* [EXERCISE]: All lines holding the word "content" are to be copied from the records beneath.

* [INPUT DATA]:
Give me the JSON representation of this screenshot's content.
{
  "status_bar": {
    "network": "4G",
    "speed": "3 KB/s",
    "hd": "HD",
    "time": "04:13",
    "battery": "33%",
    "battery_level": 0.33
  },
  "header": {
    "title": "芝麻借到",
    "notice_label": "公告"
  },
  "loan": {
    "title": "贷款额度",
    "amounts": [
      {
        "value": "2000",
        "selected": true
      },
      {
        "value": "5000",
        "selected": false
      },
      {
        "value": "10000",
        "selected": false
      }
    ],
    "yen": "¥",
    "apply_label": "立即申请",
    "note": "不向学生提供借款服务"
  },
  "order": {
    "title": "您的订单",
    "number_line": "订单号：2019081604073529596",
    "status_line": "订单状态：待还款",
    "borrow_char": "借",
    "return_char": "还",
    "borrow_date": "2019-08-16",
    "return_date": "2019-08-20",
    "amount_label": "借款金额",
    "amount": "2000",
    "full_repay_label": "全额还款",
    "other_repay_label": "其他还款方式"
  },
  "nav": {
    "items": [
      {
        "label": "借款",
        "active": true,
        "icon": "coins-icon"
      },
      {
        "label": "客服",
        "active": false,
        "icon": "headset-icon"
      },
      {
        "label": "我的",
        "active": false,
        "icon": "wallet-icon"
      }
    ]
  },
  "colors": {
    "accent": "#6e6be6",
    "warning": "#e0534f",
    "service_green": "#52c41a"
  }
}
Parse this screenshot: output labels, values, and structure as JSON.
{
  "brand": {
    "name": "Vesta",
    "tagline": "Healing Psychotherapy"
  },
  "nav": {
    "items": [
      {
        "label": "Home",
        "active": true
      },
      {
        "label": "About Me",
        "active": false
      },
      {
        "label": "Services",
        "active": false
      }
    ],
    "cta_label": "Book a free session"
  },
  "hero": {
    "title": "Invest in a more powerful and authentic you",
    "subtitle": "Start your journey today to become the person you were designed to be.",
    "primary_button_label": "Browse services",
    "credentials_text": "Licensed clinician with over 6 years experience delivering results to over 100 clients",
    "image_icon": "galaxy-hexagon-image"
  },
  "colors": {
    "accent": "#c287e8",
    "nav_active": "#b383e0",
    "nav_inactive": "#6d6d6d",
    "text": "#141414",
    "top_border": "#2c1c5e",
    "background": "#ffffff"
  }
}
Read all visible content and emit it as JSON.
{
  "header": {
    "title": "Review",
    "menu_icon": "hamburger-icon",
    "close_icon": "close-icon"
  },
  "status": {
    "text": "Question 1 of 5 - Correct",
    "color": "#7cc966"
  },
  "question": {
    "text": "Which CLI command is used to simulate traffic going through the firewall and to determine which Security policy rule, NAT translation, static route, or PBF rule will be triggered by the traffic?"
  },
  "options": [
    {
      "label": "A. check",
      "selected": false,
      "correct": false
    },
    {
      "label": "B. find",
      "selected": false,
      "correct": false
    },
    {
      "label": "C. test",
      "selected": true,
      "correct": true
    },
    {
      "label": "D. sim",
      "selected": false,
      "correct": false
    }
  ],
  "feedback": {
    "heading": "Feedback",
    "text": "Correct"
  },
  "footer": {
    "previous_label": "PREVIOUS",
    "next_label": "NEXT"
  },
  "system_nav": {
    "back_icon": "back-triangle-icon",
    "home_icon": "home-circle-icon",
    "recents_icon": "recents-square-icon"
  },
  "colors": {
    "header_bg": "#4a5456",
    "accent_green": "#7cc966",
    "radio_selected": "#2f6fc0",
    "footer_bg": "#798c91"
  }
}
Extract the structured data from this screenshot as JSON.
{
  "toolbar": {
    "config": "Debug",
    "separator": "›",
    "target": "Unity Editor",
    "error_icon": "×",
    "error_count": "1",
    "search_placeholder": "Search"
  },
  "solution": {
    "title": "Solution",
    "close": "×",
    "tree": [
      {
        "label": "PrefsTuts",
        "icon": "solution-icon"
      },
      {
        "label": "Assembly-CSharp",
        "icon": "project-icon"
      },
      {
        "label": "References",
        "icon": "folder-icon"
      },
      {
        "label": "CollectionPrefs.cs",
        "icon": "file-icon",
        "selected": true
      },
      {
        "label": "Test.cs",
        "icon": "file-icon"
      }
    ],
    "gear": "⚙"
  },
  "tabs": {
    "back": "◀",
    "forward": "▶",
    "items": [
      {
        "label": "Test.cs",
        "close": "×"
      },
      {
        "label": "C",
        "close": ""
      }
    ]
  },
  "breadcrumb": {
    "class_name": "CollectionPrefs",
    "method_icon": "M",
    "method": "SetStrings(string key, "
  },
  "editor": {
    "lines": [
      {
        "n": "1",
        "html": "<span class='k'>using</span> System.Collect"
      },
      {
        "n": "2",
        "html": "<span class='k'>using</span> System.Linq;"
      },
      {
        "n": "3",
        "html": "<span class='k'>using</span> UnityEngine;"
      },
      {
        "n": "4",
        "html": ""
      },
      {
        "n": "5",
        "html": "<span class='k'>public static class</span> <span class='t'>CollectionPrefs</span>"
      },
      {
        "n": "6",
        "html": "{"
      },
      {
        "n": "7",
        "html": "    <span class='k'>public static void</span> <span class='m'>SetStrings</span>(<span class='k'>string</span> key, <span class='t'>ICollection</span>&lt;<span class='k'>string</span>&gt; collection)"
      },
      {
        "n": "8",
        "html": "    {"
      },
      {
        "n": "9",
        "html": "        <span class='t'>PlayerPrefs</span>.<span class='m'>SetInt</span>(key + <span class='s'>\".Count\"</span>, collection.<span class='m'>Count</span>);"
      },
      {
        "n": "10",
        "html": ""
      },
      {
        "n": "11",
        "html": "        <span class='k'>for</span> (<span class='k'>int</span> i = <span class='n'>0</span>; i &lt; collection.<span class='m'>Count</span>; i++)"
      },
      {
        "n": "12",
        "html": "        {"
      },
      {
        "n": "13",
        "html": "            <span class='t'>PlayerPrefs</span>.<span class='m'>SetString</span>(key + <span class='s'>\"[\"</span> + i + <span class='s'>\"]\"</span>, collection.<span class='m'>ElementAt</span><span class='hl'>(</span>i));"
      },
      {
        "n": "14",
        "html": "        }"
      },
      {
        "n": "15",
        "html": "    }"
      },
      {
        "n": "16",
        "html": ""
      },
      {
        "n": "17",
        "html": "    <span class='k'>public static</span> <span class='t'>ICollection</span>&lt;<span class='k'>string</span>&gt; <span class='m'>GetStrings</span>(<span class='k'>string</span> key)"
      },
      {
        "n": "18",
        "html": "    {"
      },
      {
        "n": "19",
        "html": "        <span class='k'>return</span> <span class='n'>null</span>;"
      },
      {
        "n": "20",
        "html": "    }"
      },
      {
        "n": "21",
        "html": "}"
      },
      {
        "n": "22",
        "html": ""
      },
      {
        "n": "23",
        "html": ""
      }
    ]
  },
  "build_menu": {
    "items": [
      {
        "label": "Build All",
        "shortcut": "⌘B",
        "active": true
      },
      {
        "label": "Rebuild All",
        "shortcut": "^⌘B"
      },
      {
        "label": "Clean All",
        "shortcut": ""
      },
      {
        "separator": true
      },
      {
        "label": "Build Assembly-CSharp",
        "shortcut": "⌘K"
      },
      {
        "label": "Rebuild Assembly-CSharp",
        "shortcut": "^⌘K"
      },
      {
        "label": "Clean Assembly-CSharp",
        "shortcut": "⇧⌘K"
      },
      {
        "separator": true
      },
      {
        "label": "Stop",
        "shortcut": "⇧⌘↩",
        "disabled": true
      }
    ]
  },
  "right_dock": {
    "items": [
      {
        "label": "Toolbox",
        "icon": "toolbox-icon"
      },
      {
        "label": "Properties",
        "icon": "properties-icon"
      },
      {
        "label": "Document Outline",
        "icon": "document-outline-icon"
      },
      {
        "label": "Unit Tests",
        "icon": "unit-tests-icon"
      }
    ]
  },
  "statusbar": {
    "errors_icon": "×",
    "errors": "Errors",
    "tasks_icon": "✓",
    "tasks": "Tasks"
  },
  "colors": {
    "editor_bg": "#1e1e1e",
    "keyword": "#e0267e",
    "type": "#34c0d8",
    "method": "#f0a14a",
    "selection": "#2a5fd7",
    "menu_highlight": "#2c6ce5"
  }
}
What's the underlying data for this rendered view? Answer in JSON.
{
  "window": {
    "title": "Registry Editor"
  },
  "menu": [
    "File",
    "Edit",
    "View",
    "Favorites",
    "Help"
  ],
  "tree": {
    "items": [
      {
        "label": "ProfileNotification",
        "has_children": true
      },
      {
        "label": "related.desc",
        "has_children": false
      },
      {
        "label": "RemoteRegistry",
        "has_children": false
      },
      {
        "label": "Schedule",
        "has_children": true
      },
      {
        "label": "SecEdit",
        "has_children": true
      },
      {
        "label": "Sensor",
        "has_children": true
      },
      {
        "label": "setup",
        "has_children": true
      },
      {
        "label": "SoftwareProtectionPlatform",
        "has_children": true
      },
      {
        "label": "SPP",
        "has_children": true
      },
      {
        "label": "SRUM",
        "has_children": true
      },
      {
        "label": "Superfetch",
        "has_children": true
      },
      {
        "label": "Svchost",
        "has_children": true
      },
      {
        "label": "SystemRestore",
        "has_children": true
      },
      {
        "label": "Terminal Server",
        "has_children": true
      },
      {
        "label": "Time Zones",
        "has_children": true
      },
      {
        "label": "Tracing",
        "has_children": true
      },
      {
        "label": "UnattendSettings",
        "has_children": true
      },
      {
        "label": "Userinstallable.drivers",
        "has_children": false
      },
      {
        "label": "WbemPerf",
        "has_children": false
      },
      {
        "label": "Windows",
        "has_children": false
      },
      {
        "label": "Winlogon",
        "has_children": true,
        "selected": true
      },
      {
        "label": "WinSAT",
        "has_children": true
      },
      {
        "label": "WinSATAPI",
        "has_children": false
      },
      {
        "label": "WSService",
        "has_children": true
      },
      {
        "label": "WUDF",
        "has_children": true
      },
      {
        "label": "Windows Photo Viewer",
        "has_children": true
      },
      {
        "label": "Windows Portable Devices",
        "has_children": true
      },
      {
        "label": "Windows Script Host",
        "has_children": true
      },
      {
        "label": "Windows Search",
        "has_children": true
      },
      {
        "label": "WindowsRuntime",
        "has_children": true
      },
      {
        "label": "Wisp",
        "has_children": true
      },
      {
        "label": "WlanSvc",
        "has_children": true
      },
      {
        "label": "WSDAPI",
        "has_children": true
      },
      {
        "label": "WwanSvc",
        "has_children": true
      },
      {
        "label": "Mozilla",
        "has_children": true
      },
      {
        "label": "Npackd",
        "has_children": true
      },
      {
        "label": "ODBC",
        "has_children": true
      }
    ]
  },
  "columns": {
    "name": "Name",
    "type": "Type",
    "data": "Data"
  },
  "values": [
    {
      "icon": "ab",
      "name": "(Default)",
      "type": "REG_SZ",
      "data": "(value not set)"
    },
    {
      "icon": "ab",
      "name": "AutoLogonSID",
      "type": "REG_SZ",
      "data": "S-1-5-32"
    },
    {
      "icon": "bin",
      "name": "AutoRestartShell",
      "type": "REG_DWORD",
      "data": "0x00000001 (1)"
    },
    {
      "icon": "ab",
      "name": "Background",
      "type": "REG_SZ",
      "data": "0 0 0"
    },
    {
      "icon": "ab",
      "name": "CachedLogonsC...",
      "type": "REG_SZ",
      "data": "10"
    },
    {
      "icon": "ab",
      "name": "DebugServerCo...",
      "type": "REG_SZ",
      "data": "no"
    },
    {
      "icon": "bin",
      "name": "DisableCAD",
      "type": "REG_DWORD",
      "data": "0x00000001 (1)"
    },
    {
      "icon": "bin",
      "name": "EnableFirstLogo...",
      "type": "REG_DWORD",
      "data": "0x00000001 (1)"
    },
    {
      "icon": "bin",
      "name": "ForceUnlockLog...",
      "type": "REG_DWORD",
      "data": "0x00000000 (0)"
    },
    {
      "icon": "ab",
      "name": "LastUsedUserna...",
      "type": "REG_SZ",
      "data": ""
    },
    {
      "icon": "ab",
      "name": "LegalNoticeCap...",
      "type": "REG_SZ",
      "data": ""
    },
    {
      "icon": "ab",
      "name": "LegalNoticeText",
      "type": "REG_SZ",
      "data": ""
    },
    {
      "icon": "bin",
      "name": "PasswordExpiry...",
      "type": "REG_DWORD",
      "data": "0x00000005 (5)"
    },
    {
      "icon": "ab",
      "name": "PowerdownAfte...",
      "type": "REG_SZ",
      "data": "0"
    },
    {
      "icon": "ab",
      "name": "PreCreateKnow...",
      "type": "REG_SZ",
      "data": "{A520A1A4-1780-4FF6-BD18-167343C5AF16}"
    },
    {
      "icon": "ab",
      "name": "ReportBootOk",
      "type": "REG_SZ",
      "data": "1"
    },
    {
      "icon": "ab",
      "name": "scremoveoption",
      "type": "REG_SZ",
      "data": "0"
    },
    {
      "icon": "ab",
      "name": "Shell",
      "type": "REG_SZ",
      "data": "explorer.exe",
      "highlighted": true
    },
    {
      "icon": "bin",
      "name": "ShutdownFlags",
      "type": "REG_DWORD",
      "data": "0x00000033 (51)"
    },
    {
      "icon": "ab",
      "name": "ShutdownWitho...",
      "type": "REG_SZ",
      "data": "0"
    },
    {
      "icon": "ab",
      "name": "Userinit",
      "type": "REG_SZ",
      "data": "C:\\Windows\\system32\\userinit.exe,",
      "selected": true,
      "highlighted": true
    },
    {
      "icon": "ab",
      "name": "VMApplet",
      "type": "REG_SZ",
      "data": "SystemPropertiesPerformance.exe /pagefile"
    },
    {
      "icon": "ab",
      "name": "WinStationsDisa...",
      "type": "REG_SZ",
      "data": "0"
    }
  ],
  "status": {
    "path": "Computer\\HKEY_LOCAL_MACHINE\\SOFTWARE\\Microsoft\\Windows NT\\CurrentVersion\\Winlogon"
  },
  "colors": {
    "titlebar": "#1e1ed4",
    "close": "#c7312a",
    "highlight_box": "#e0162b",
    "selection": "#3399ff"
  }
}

* [SOLVED PROBLEM]:
Give me the JSON representation of this screenshot's content.
Read all visible content and emit it as JSON.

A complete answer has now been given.